I rewatched “The Last Dance” and the picture quality improved. The fast sequences flowed seamlessly. Even Stranger Things, with all its retro vibe, looked nice on that 43-inch screen. Colors were popping in a dimly lit room. Brighter surroundings don’t make much of a difference to image quality.

Games like Fifa 22 and NBA 2K21 also performed well on TV. It has a native 50Hz refresh rate, Sony’s Motionflow XR 200 interpolation algorithm, and 16GB of onboard storage.

My only complaint is that the screen is slightly reflective, which can make viewing a bit difficult at certain angles and at different times of the day.

The other issue could be the sound quality. While the 20W speakers are sufficient for some types of content, they lack punch or clarity for an immersive experience. Dialogues can get lost in the noise of a fan or air conditioning. Either way, I prefer a soundbar or Bluetooth speakers for watching movies, but otherwise the built-in speakers will serve you well in the bedroom.
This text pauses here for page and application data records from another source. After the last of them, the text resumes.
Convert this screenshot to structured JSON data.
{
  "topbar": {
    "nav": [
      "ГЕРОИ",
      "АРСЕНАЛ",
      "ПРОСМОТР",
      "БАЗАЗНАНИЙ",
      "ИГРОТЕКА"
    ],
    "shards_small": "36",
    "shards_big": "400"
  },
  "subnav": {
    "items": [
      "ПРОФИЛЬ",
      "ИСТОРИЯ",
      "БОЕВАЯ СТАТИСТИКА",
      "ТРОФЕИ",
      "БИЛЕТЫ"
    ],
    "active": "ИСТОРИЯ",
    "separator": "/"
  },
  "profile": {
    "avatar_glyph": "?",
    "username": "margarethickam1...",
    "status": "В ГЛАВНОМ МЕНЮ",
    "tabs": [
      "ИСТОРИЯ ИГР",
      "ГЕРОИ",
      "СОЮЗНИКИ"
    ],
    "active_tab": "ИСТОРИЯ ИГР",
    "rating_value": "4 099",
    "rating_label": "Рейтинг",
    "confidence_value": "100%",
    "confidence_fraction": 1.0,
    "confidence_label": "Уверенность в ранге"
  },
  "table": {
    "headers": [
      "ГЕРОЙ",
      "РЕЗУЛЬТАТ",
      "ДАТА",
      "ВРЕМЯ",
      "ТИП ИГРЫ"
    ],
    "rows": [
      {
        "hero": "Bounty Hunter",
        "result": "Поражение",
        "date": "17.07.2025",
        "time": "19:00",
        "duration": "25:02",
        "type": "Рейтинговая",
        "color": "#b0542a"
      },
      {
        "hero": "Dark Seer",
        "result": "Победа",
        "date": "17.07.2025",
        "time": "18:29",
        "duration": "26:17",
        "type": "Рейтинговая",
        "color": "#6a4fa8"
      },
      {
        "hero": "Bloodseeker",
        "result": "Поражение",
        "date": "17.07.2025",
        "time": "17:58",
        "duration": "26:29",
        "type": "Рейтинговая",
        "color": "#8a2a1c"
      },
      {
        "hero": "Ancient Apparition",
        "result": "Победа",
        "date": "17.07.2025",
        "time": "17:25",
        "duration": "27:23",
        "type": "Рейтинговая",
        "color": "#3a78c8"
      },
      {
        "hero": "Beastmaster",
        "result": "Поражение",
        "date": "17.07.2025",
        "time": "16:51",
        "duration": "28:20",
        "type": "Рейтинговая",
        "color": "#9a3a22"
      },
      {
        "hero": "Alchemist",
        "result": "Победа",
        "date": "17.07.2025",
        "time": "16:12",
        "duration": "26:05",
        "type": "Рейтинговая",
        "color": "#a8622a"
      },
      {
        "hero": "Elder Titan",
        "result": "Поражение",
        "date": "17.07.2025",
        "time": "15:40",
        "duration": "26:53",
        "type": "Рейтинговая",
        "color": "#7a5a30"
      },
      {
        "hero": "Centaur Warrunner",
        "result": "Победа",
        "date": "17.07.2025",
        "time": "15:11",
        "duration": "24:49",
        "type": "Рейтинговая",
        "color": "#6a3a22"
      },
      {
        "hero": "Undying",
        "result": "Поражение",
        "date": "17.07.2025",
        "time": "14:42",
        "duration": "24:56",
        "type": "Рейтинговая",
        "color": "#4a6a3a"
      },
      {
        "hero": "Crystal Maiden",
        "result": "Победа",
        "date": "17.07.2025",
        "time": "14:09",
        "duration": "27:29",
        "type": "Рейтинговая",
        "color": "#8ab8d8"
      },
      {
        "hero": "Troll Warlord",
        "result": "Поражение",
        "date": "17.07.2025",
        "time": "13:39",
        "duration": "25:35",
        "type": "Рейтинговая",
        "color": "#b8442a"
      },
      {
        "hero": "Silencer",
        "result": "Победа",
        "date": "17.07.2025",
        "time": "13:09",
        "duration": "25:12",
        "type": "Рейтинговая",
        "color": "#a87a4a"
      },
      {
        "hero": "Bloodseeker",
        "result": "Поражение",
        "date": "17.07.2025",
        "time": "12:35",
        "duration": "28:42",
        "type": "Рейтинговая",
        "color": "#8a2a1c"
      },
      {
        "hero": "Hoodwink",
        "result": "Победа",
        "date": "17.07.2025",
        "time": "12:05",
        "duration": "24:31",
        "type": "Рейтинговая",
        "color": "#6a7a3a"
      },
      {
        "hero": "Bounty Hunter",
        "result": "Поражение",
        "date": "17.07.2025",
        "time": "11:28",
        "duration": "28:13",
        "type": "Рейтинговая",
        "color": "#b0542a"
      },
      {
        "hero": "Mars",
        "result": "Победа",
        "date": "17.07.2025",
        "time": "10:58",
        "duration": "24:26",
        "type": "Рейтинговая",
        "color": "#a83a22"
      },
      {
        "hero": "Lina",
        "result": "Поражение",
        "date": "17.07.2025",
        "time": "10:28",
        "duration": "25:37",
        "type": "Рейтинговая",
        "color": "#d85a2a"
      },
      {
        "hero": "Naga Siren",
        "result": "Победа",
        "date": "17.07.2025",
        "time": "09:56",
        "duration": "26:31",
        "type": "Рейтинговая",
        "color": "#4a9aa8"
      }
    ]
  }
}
The dual-band connectivity worked well for me, but the connection was probably more stable on the 2.4Ghz frequency.

Sony Bravia KD-43X75K Review: Final Verdict

The Sony Bravia KD-43X75K is one of the best 43-inch smart TVs I’ve used and reviewed in the past 18 months or so. It’s also the most expensive 43-inch TV I’ve tried in the same period. This is the one and only reason that makes it hard to recommend this otherwise fantastic TV. I think anyone who can spend more than Rs 50,000 would most likely want to invest in a bigger TV to meet the growing needs of home entertainment and more demanding content formats.
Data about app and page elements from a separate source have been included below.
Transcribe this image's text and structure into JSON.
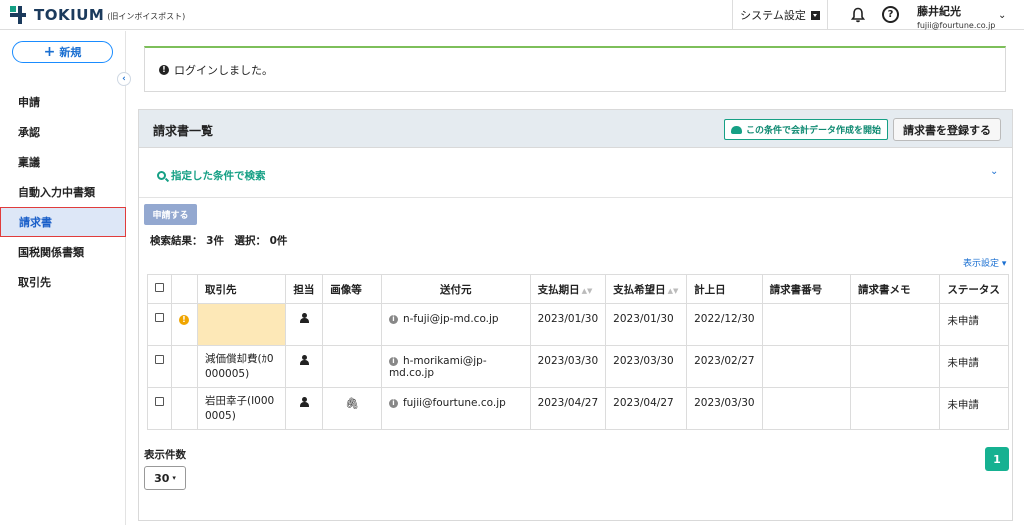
{
  "header": {
    "logo_text": "TOKIUM",
    "logo_sub": "(旧インボイスポスト)",
    "settings_label": "システム設定",
    "help_glyph": "?",
    "user_name": "藤井紀光",
    "user_email": "fujii@fourtune.co.jp",
    "user_chevron": "⌄"
  },
  "sidebar": {
    "new_button": "新規",
    "new_plus": "+",
    "collapse_glyph": "‹",
    "items": [
      {
        "label": "申請"
      },
      {
        "label": "承認"
      },
      {
        "label": "稟議"
      },
      {
        "label": "自動入力中書類"
      },
      {
        "label": "請求書"
      },
      {
        "label": "国税関係書類"
      },
      {
        "label": "取引先"
      }
    ]
  },
  "alert": {
    "message": "ログインしました。",
    "icon_glyph": "!"
  },
  "panel": {
    "title": "請求書一覧",
    "export_button": "この条件で会計データ作成を開始",
    "register_button": "請求書を登録する",
    "search_link": "指定した条件で検索",
    "search_chevron": "⌄",
    "apply_button": "申請する",
    "results_text": "検索結果： 3件　選択： 0件",
    "display_settings": "表示設定 ▾",
    "per_page_label": "表示件数",
    "per_page_value": "30",
    "per_page_caret": "▾",
    "current_page": "1"
  },
  "table": {
    "headers": {
      "client": "取引先",
      "owner": "担当",
      "images": "画像等",
      "sender": "送付元",
      "due_date": "支払期日",
      "desired_date": "支払希望日",
      "posting_date": "計上日",
      "invoice_no": "請求書番号",
      "memo": "請求書メモ",
      "status": "ステータス"
    },
    "sort_glyph": "▲▼",
    "info_glyph": "i",
    "warn_glyph": "!",
    "clip_glyph": "🖇",
    "rows": [
      {
        "client": "",
        "sender": "n-fuji@jp-md.co.jp",
        "due_date": "2023/01/30",
        "desired_date": "2023/01/30",
        "posting_date": "2022/12/30",
        "invoice_no": "",
        "memo": "",
        "status": "未申請"
      },
      {
        "client": "減価償却費(ｶ0000005)",
        "sender": "h-morikami@jp-md.co.jp",
        "due_date": "2023/03/30",
        "desired_date": "2023/03/30",
        "posting_date": "2023/02/27",
        "invoice_no": "",
        "memo": "",
        "status": "未申請"
      },
      {
        "client": "岩田幸子(I0000005)",
        "sender": "fujii@fourtune.co.jp",
        "due_date": "2023/04/27",
        "desired_date": "2023/04/27",
        "posting_date": "2023/03/30",
        "invoice_no": "",
        "memo": "",
        "status": "未申請"
      }
    ]
  },
  "colors": {
    "brand_teal": "#16a085",
    "brand_navy": "#1b3a5c",
    "link_blue": "#1a6fd1",
    "active_nav_bg": "#dde7f7",
    "active_nav_outline": "#e03c3c",
    "warning": "#f0a500",
    "pager": "#16b191"
  }
}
Those who want a 43-inch smart TV have some great options that cost a lot less. They will always be inclined to save money. I’ve always thought of Bravia TVs as the iPhones of the TV world. They are preferred by those who love attention to detail. This is also the audience for the X75K, ensuring that one gets a fine and uncompromising viewing experience.

Sony Bravia KD-43X75K Review 7.5/10


  • Own software
  • Good image quality
  • Smooth performance

The inconvenients

  • Average speakers
  • Expensive
  • Lacks Dolby Vision